# [EXERCISE AIM]
Search the entries for the word "true" and copy each line that has it.

# [EXERCISE INPUTS]

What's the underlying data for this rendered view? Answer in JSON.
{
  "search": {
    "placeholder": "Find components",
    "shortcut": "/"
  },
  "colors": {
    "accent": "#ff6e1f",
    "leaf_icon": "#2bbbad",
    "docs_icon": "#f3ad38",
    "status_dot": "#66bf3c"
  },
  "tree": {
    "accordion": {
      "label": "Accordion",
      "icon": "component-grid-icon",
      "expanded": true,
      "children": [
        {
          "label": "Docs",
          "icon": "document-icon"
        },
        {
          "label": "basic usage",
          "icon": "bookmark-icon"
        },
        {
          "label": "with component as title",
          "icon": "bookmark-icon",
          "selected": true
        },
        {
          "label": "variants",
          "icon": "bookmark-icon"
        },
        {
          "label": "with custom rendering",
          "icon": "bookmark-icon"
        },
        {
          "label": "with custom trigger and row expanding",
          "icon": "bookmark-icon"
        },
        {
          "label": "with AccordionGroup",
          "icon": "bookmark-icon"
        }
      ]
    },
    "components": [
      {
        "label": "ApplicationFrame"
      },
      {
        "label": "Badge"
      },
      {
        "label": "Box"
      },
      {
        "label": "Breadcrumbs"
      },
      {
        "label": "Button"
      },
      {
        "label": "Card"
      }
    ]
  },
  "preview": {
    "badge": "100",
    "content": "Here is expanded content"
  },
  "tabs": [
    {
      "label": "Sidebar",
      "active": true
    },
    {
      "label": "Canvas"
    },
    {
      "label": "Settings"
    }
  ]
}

# [ANSWER]
      "expanded": true,
          "selected": true
      "active": true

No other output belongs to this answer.